The kids will be over in a little while for lunch.  I'd best get cracking.  Y'all have a nice Sunday.

Saturday, May 19, 2018

Show Texas

Belle and Zach and I are going to be in the Panhandle of Texas the last week of May.  The Southern Territorials and US National championship of Cowboy Fast Draw will be held in Amarillo, TX  May 30-June 3rd.

I have heard about this musical at Palo Duro Canyon State Park, and I've heard that it's worth the time.


The link is here, and we're going.  I"ve already bought tickets for Friday, June 1st.

This looks like it's going to be a lot of fun.

Rodeo!

Rodeo is an old cowboy tradition, playing those games that a working cowboy has to master.    Our church is a cowboy church.  We have an arena, and we hold rodeos during the season.  Every 3rd Friday night we rodeo, and if you're just there to watch and enjoy some good, clean fun, it's free.


Pretty girls getting ready for the grand entrance.  Country girls, horses, patriotism and prayer.

They do it all at the church.  Here's a shot of a competitor taking a turn around the barrels.


And, of course, the bulls.  If you're in town, the Cross Branded Cowboy Church has rodeo every 3rd Friday night during the season. We'e at 6906 LA Highway 28 East, Pineville, LA.

The Santa Fe Incident

I'm sure that you've all read, by now, that a school in Santa Fe, TX, suffered a deadly incident yesterday.  Sadly, it's all too familiar. and details are starting to come out.  My prayers ad thoughts, f course, are for the families of the slain, and I hope for a speedy recovery for the wounded.

The goblin, who won't be named here is in police custody, alive and incarcerated.  I'm sure that we'll learn more about his motives in the weeks and months ahead.    As horrific as such things are, we tend to live in an immediate news-cycle.   The less we dwell on this misfit, the better we'll be.  But, there are several indicators that it was a planned event, with preparation.  Authorities have found improvised devices, such as grenades made from discarded CO2 cylinders and Molotov cocktails.  This shows some degree of planning and establishes intent, which will be important during his trial.

When I want generic, generally incorrect news, I go to USAToday.   They, and outher sources are reporting that the goblin used a shotgun and a revolver.  This particular paragraph made me snort.
High-powered rifles such as the AR-15 can be fired more than twice as fast as most handguns. The standard magazine for an AR-15 holds 30 rounds, allowing a shooter to continue firing uninterrupted for longer, making the weapon more lethal than other firearms, though clearly the use of any gun can be deadly, especially a shotgun at close range.
We note, for the record, that the goblin used a shotgun and a revolver.  Why USAToday included the discussion of the AR is a mystery.  It's almost as if they can't help themselves.  This paragraph is gratuitous column-fill and has no place in the article  And, we all know that the AR is not a "high-powered" rifle.  At best, it's an intermediate
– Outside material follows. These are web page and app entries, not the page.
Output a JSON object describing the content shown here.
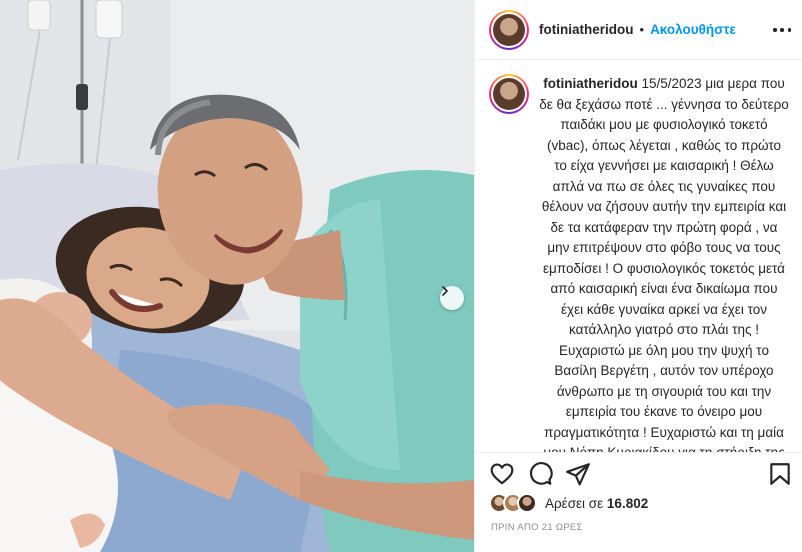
{
  "post": {
    "username": "fotiniatheridou",
    "follow_label": "Ακολουθήστε",
    "separator": "•",
    "caption": {
      "username": "fotiniatheridou",
      "date": "15/5/2023",
      "text": "μια μερα που δε θα ξεχάσω ποτέ ... γέννησα το δεύτερο παιδάκι μου με φυσιολογικό τοκετό (vbac), όπως λέγεται , καθώς το πρώτο το είχα γεννήσει με καισαρική ! Θέλω απλά να πω σε όλες τις γυναίκες που θέλουν να ζήσουν αυτήν την εμπειρία και δε τα κατάφεραν την πρώτη φορά , να μην επιτρέψουν στο φόβο τους να τους εμποδίσει ! Ο φυσιολογικός τοκετός μετά από καισαρική είναι ένα δικαίωμα που έχει κάθε γυναίκα αρκεί να έχει τον κατάλληλο γιατρό στο πλάι της ! Ευχαριστώ με όλη μου την ψυχή το Βασίλη Βεργέτη , αυτόν τον υπέροχο άνθρωπο με τη σιγουριά του και την εμπειρία του έκανε το όνειρο μου πραγματικότητα ! Ευχαριστώ και τη μαία μου Νόπη Κυριακίδου για τη στήριξη της όλες"
    },
    "likes_prefix": "Αρέσει σε",
    "likes_count": "16.802",
    "timestamp": "ΠΡΙΝ ΑΠΟ 21 ΩΡΕΣ"
  },
  "colors": {
    "link_blue": "#0095f6",
    "text": "#262626",
    "muted": "#8e8e8e",
    "scrubs": "#7fc9bf"
  },
  "icons": [
    "heart-icon",
    "comment-icon",
    "share-icon",
    "bookmark-icon",
    "more-icon",
    "chevron-right-icon"
  ]
}
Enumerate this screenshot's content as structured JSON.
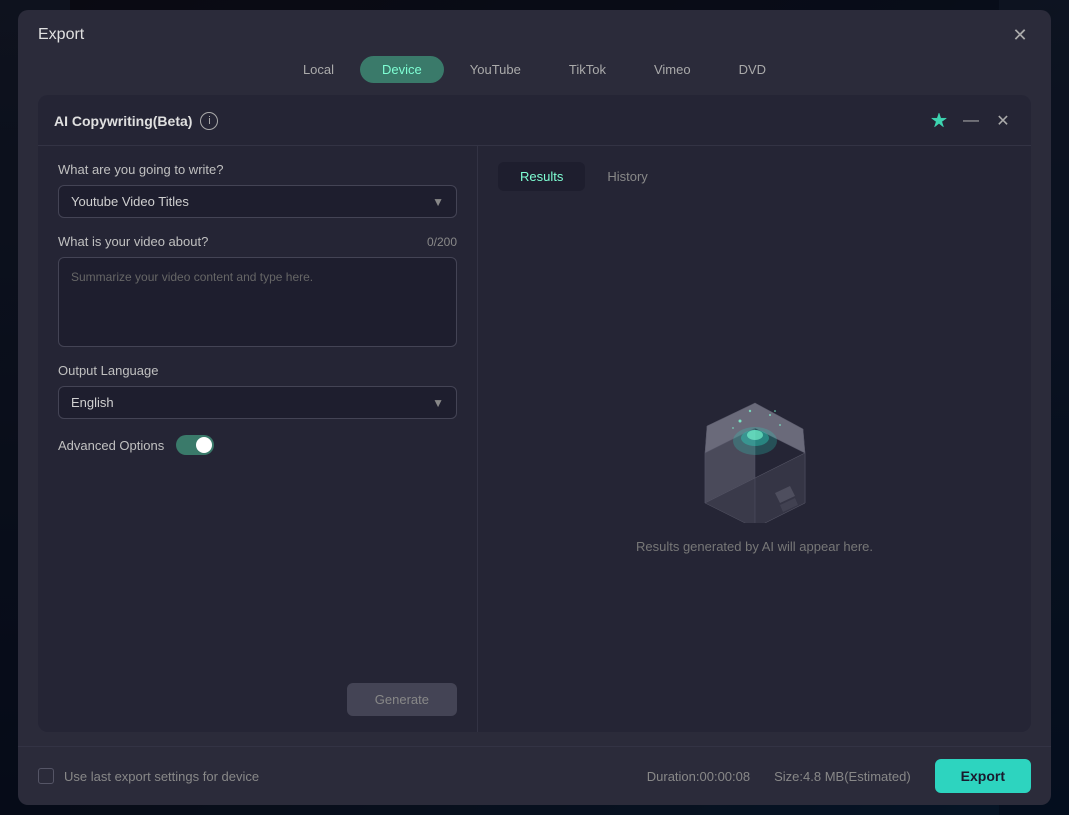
{
  "modal": {
    "title": "Export",
    "close_label": "✕"
  },
  "tabs": {
    "items": [
      {
        "label": "Local",
        "active": false
      },
      {
        "label": "Device",
        "active": true
      },
      {
        "label": "YouTube",
        "active": false
      },
      {
        "label": "TikTok",
        "active": false
      },
      {
        "label": "Vimeo",
        "active": false
      },
      {
        "label": "DVD",
        "active": false
      }
    ]
  },
  "ai_panel": {
    "title": "AI Copywriting(Beta)",
    "info_icon": "i",
    "pin_icon": "📌",
    "minimize_icon": "—",
    "close_icon": "✕"
  },
  "results_tabs": [
    {
      "label": "Results",
      "active": true
    },
    {
      "label": "History",
      "active": false
    }
  ],
  "form": {
    "write_label": "What are you going to write?",
    "write_value": "Youtube Video Titles",
    "write_placeholder": "Youtube Video Titles",
    "video_label": "What is your video about?",
    "video_counter": "0/200",
    "video_placeholder": "Summarize your video content and type here.",
    "language_label": "Output Language",
    "language_value": "English",
    "advanced_label": "Advanced Options",
    "generate_btn": "Generate"
  },
  "results": {
    "empty_text": "Results generated by AI will appear here."
  },
  "footer": {
    "checkbox_label": "Use last export settings for device",
    "duration": "Duration:00:00:08",
    "size": "Size:4.8 MB(Estimated)",
    "export_btn": "Export"
  }
}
But, rather than simply give us the news, USAToday decided to change the subject.  They are nearly as despicable as the goblin.